§ **THE PROBLEM**
The answer should be each line of the records that contains the word "face"; please copy them all.
━━━ THE RECORDS
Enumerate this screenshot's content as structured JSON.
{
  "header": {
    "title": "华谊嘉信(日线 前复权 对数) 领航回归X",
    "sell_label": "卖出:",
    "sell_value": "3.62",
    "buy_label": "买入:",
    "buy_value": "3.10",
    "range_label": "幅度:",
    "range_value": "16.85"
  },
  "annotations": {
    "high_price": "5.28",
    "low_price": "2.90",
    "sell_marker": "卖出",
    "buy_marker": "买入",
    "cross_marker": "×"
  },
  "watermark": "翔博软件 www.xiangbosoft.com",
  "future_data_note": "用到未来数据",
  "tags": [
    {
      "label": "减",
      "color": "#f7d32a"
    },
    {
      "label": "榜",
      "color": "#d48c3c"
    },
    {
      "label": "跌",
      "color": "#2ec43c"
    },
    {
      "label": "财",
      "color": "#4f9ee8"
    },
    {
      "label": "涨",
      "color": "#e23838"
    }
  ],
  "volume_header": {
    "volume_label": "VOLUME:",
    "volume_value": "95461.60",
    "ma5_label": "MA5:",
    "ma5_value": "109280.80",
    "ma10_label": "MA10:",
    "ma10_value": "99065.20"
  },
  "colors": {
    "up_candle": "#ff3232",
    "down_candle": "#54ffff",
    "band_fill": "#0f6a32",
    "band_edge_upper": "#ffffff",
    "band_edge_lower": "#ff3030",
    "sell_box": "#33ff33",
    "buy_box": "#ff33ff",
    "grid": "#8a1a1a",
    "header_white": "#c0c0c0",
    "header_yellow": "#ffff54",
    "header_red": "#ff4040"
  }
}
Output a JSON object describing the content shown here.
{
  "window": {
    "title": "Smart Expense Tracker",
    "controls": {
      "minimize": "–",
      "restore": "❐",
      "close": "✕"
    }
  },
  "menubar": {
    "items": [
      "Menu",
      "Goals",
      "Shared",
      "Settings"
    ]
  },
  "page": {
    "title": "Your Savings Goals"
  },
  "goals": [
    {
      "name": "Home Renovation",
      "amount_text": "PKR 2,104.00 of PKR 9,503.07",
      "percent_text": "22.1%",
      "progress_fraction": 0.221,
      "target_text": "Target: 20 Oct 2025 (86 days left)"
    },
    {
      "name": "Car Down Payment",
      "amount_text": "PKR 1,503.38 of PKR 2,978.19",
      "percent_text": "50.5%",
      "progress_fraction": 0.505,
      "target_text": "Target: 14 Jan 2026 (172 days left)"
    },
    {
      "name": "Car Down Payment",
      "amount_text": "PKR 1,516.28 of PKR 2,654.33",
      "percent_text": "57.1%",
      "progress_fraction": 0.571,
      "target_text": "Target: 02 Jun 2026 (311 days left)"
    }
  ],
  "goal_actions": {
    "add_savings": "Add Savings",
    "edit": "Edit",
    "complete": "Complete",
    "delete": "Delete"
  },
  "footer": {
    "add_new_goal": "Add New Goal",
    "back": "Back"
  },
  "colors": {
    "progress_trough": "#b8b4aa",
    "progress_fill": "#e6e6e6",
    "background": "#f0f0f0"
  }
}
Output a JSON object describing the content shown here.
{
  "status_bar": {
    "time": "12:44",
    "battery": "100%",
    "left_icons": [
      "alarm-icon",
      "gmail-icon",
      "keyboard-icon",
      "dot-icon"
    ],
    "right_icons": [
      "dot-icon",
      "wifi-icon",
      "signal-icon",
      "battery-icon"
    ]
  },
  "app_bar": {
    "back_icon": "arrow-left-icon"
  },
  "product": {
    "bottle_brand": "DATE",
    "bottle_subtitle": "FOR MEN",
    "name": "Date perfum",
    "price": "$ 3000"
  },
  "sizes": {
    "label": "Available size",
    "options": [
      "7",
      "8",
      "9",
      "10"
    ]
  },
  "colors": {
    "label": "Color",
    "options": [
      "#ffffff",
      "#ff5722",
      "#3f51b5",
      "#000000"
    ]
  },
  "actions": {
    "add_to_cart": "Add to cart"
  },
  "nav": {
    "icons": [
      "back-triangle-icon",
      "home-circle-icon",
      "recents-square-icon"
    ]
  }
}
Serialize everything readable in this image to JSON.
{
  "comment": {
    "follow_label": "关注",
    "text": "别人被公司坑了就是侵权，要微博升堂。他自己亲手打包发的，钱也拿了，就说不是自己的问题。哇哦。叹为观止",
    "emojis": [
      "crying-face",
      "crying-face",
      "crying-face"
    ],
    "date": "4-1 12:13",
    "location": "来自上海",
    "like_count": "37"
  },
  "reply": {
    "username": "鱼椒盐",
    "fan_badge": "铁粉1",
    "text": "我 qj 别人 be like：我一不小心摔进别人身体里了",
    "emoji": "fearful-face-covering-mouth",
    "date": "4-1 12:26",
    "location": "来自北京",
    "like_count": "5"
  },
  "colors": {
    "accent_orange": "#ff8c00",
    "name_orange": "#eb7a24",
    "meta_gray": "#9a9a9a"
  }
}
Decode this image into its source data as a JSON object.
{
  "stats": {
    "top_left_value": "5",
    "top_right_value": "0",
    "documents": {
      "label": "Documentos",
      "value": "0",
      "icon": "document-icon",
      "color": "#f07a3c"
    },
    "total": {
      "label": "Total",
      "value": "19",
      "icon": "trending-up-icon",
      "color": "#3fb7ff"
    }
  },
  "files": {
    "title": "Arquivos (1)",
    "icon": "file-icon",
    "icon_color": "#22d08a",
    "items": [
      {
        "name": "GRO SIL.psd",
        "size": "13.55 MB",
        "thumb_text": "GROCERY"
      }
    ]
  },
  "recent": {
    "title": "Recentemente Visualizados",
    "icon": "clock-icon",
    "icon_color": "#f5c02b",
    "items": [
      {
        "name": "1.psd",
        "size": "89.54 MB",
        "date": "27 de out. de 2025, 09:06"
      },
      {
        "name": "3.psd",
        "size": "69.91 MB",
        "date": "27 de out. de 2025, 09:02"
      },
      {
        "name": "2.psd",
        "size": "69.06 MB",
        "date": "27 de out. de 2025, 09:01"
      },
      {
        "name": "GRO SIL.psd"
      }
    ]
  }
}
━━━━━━
§ **RESPONSE FOR THIS EXERCISE**
      "crying-face",
      "crying-face",
      "crying-face"
    "emoji": "fearful-face-covering-mouth",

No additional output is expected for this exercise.